While I was at the MALCS Summer Institute I confided in another attendee that I was nervous about the process of creating course syllabi as I’d never done it before. She, an associate professor of Spanish and all around lovely person, enthused that creating a syllabus was fun, and then told me she sometimes writes them to amuse herself.
With her words in mind, I tried to embrace this as an opportunity rather than something to fear. Sure enough, as I sat through the next talk, thinking about Chicana literature (I knew whatever course I came up with would be one focusing on Chicana/o literature), I came up with the idea of the “Chicana/o Gothic” — a course that would explore canonical and recent Chicana/o text through the dark lens of the gothic.
This is what I’ve come up with so far. I’d love to hear what you think — criticism is helpful. This version of the course is being imagined as one offered for a 10 week quarter. I’ve linked the texts I’ve reviewed to the reviews I’ve blogged.
Bless Me Ultima – Rudolfo Anaya
Calligraphy of the Witch – Alicia Gaspar de Alba
Brides and Sinners in El Chuco – Christine Granados
The Cambridge Companion to Gothic Fiction – Jerrold E. Hogle
The Rain God – Arturo Islas
The Hungry Woman – Cherríe L. Moraga
What You See in the Dark – Manuel Munoz
Demon in the Mirror by by S. Joaquin Rivera
The Hummingbird’s Daughter – Luis Alberto Urea
Gods Go Begging – Alfredo Véa
Is there a Chicana/o Gothic?
What is called “Chicana/o literature” has many origins and forms and is itself a contested space — from the Chicana/o civil rights movement to the 1848 Treaty of Guadalupe Hidalgo to the pre-Columbian legends of Aztlán. Likewise, defining the “gothic” in literature encompasses literary periods and styles from the eighteenth through twenty-first centuries.

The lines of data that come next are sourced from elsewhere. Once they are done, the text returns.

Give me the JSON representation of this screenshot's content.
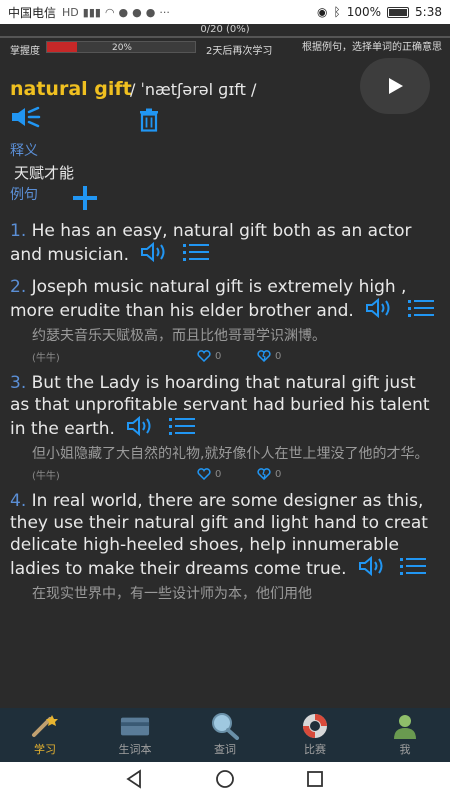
{
  "status_bar": {
    "carrier": "中国电信",
    "battery": "100%",
    "time": "5:38"
  },
  "progress": {
    "count": "0/20 (0%)",
    "mastery_label": "掌握度",
    "mastery_percent": "20%",
    "mastery_fraction": 0.2,
    "next_review": "2天后再次学习",
    "instruction": "根据例句，选择单词的正确意思"
  },
  "word": {
    "text": "natural gift",
    "phonetic": "/ ˈnætʃərəl ɡɪft /"
  },
  "definition": {
    "label": "释义",
    "text": "天赋才能"
  },
  "examples_label": "例句",
  "examples": [
    {
      "num": "1.",
      "en": "He has an easy, natural gift both as an actor and musician.",
      "cn": "",
      "source": "",
      "likes": "",
      "dislikes": ""
    },
    {
      "num": "2.",
      "en": "Joseph music natural gift is extremely high , more erudite than his elder brother and.",
      "cn": "约瑟夫音乐天赋极高，而且比他哥哥学识渊博。",
      "source": "(牛牛)",
      "likes": "0",
      "dislikes": "0"
    },
    {
      "num": "3.",
      "en": "But the Lady is hoarding that natural gift just as that unprofitable servant had buried his talent in the earth.",
      "cn": "但小姐隐藏了大自然的礼物,就好像仆人在世上埋没了他的才华。",
      "source": "(牛牛)",
      "likes": "0",
      "dislikes": "0"
    },
    {
      "num": "4.",
      "en": "In real world, there are some designer as this, they use their natural gift and light hand to creat delicate high-heeled shoes, help innumerable ladies to make their dreams come true.",
      "cn": "在现实世界中，有一些设计师为本，他们用他",
      "source": "",
      "likes": "",
      "dislikes": ""
    }
  ],
  "nav": [
    {
      "label": "学习",
      "icon": "wand-icon"
    },
    {
      "label": "生词本",
      "icon": "card-icon"
    },
    {
      "label": "查词",
      "icon": "magnifier-icon"
    },
    {
      "label": "比赛",
      "icon": "lifebuoy-icon"
    },
    {
      "label": "我",
      "icon": "person-icon"
    }
  ],
  "colors": {
    "word": "#f0c020",
    "accent_blue": "#5b8fd6",
    "icon_blue": "#2196f3",
    "active_nav": "#e8b530"
  }
}
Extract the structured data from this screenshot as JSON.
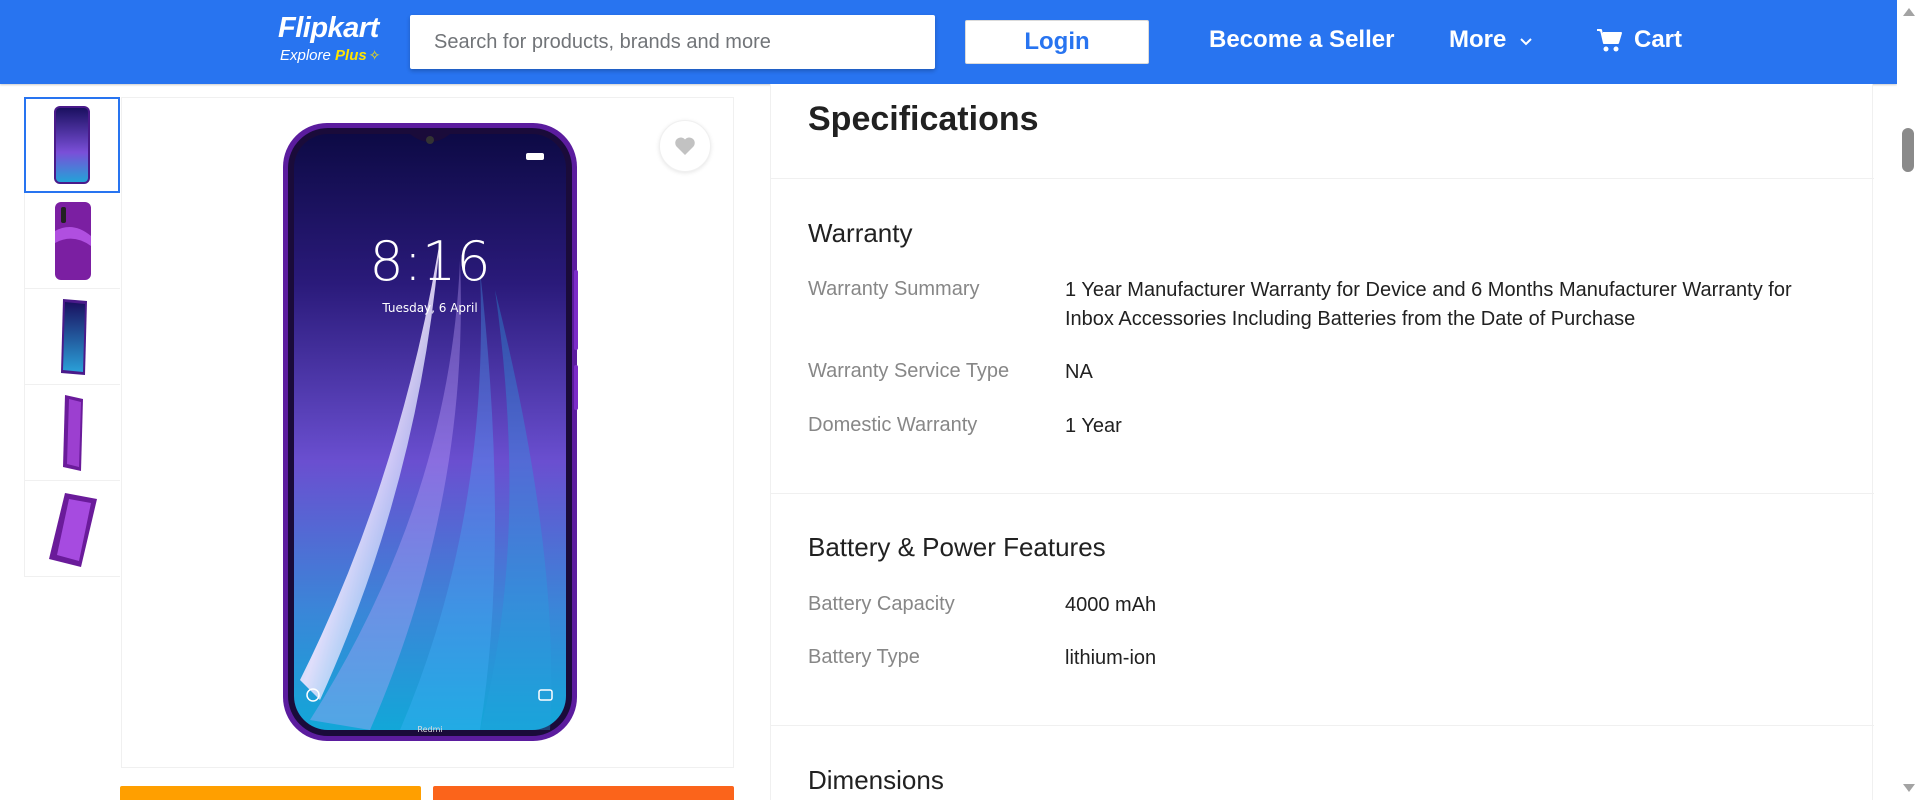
{
  "header": {
    "logo_name": "Flipkart",
    "logo_sub_prefix": "Explore ",
    "logo_sub_plus": "Plus",
    "search_placeholder": "Search for products, brands and more",
    "login_label": "Login",
    "become_seller_label": "Become a Seller",
    "more_label": "More",
    "cart_label": "Cart",
    "brand_color": "#2874f0",
    "logo_accent_color": "#ffe500"
  },
  "gallery": {
    "thumbnail_count": 5,
    "active_thumbnail": 1,
    "phone": {
      "time": "8:16",
      "date": "Tuesday, 6 April",
      "brand_mark": "Redmi"
    }
  },
  "buttons": {
    "add_to_cart_color": "#ff9f00",
    "buy_now_color": "#fb641b"
  },
  "specifications": {
    "title": "Specifications",
    "sections": [
      {
        "title": "Warranty",
        "rows": [
          {
            "label": "Warranty Summary",
            "value": "1 Year Manufacturer Warranty for Device and 6 Months Manufacturer Warranty for Inbox Accessories Including Batteries from the Date of Purchase"
          },
          {
            "label": "Warranty Service Type",
            "value": "NA"
          },
          {
            "label": "Domestic Warranty",
            "value": "1 Year"
          }
        ]
      },
      {
        "title": "Battery & Power Features",
        "rows": [
          {
            "label": "Battery Capacity",
            "value": "4000 mAh"
          },
          {
            "label": "Battery Type",
            "value": "lithium-ion"
          }
        ]
      },
      {
        "title": "Dimensions",
        "rows": []
      }
    ]
  }
}
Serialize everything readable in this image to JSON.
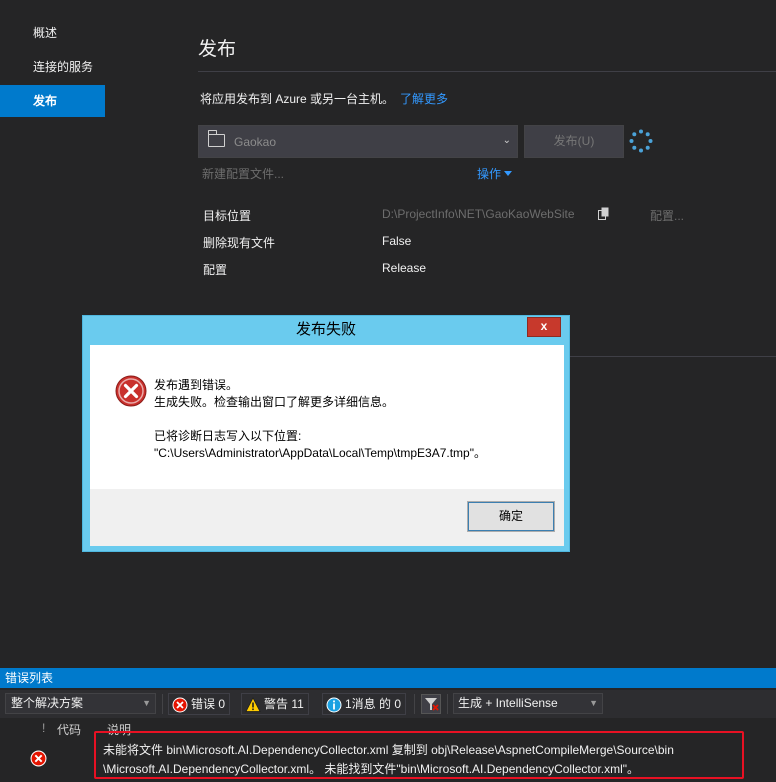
{
  "nav": {
    "items": [
      "概述",
      "连接的服务",
      "发布"
    ],
    "active_index": 2
  },
  "publish": {
    "title": "发布",
    "intro_text": "将应用发布到 Azure 或另一台主机。",
    "learn_more": "了解更多",
    "profile_name": "Gaokao",
    "publish_button": "发布(U)",
    "new_profile": "新建配置文件...",
    "actions": "操作",
    "properties": [
      {
        "label": "目标位置",
        "value": "D:\\ProjectInfo\\NET\\GaoKaoWebSite"
      },
      {
        "label": "删除现有文件",
        "value": "False"
      },
      {
        "label": "配置",
        "value": "Release"
      }
    ],
    "config_link": "配置..."
  },
  "dialog": {
    "title": "发布失败",
    "close_label": "x",
    "line1": "发布遇到错误。",
    "line2": "生成失败。检查输出窗口了解更多详细信息。",
    "line3": "已将诊断日志写入以下位置:",
    "line4": "\"C:\\Users\\Administrator\\AppData\\Local\\Temp\\tmpE3A7.tmp\"。",
    "ok_label": "确定"
  },
  "error_list": {
    "title": "错误列表",
    "scope": "整个解决方案",
    "errors_label": "错误 0",
    "warnings_label": "警告 11",
    "messages_label": "1消息 的 0",
    "build_filter": "生成 + IntelliSense",
    "col_code": "代码",
    "col_desc": "说明",
    "rows": [
      {
        "desc_line1": "未能将文件 bin\\Microsoft.AI.DependencyCollector.xml 复制到 obj\\Release\\AspnetCompileMerge\\Source\\bin",
        "desc_line2": "\\Microsoft.AI.DependencyCollector.xml。 未能找到文件\"bin\\Microsoft.AI.DependencyCollector.xml\"。"
      }
    ]
  },
  "colors": {
    "accent": "#007acc",
    "link": "#3399ff",
    "error": "#e81123",
    "dialog_frame": "#6acbee"
  }
}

Gothic literature conveys a sense of uncertainty through bizarre twists, violence, and moral ambivalence to create suspense. Looking at Chicana/o texts, some recent, some canonical, can we see these techniques being used to explore the social, political, and racial issues of the Chicano community and Southwestern United States as the works move away from supernatural events and onto something which affects the reader’s state of mind regarding social issues and experience? Are Chicana/o novels and poems using elements of the horrific, the violent, the unorthodox, and/or the supernatural to guide the reader through the story’s action and explore anxieties about the instability of identity and nation? Is such a comparison between the gothic and the magical real useful to our understanding of Chicana/o literature as part of the larger U.S. literary canon? Drawing from constructions of the Southern Gothic and magical realism, what we may come to call “Chicano/a Gothic” is an attempt to discuss and define a Chicano/a and American sub-genre of gothic fiction.